| Exercise requirements |
All records should be written out again exactly.

Website and app data records
------------------------------------------------

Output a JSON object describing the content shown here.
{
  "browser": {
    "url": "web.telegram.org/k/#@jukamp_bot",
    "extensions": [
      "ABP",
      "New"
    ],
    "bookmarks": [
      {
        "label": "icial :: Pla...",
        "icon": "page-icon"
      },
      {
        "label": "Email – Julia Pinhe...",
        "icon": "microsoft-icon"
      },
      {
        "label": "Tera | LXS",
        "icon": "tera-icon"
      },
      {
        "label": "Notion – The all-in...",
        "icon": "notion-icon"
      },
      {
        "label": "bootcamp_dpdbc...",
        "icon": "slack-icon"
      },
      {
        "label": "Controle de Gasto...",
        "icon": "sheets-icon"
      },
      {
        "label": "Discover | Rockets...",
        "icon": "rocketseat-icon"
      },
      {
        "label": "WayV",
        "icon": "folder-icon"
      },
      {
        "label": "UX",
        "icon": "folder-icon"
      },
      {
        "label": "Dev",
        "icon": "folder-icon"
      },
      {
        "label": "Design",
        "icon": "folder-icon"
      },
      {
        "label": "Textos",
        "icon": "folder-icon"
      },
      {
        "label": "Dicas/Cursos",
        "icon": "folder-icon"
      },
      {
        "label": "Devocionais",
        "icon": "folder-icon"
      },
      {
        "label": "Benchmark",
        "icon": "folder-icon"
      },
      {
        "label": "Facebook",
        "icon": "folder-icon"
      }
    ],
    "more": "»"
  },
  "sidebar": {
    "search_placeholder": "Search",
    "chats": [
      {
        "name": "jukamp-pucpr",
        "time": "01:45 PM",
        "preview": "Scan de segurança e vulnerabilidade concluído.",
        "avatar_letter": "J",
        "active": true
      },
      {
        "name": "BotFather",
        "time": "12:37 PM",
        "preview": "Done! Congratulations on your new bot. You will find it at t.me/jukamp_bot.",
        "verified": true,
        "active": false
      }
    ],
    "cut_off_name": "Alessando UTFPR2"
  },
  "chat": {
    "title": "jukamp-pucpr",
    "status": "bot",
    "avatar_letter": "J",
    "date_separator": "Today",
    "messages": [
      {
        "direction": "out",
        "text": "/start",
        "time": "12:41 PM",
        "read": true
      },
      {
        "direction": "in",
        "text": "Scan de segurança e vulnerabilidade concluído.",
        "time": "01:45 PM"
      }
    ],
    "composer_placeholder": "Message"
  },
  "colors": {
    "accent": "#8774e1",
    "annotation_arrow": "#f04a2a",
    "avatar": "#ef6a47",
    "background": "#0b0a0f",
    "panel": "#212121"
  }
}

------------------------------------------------

| Written answer |
Output a JSON object describing the content shown here.
{
  "browser": {
    "url": "web.telegram.org/k/#@jukamp_bot",
    "extensions": [
      "ABP",
      "New"
    ],
    "bookmarks": [
      {
        "label": "icial :: Pla...",
        "icon": "page-icon"
      },
      {
        "label": "Email – Julia Pinhe...",
        "icon": "microsoft-icon"
      },
      {
        "label": "Tera | LXS",
        "icon": "tera-icon"
      },
      {
        "label": "Notion – The all-in...",
        "icon": "notion-icon"
      },
      {
        "label": "bootcamp_dpdbc...",
        "icon": "slack-icon"
      },
      {
        "label": "Controle de Gasto...",
        "icon": "sheets-icon"
      },
      {
        "label": "Discover | Rockets...",
        "icon": "rocketseat-icon"
      },
      {
        "label": "WayV",
        "icon": "folder-icon"
      },
      {
        "label": "UX",
        "icon": "folder-icon"
      },
      {
        "label": "Dev",
        "icon": "folder-icon"
      },
      {
        "label": "Design",
        "icon": "folder-icon"
      },
      {
        "label": "Textos",
        "icon": "folder-icon"
      },
      {
        "label": "Dicas/Cursos",
        "icon": "folder-icon"
      },
      {
        "label": "Devocionais",
        "icon": "folder-icon"
      },
      {
        "label": "Benchmark",
        "icon": "folder-icon"
      },
      {
        "label": "Facebook",
        "icon": "folder-icon"
      }
    ],
    "more": "»"
  },
  "sidebar": {
    "search_placeholder": "Search",
    "chats": [
      {
        "name": "jukamp-pucpr",
        "time": "01:45 PM",
        "preview": "Scan de segurança e vulnerabilidade concluído.",
        "avatar_letter": "J",
        "active": true
      },
      {
        "name": "BotFather",
        "time": "12:37 PM",
        "preview": "Done! Congratulations on your new bot. You will find it at t.me/jukamp_bot.",
        "verified": true,
        "active": false
      }
    ],
    "cut_off_name": "Alessando UTFPR2"
  },
  "chat": {
    "title": "jukamp-pucpr",
    "status": "bot",
    "avatar_letter": "J",
    "date_separator": "Today",
    "messages": [
      {
        "direction": "out",
        "text": "/start",
        "time": "12:41 PM",
        "read": true
      },
      {
        "direction": "in",
        "text": "Scan de segurança e vulnerabilidade concluído.",
        "time": "01:45 PM"
      }
    ],
    "composer_placeholder": "Message"
  },
  "colors": {
    "accent": "#8774e1",
    "annotation_arrow": "#f04a2a",
    "avatar": "#ef6a47",
    "background": "#0b0a0f",
    "panel": "#212121"
  }
}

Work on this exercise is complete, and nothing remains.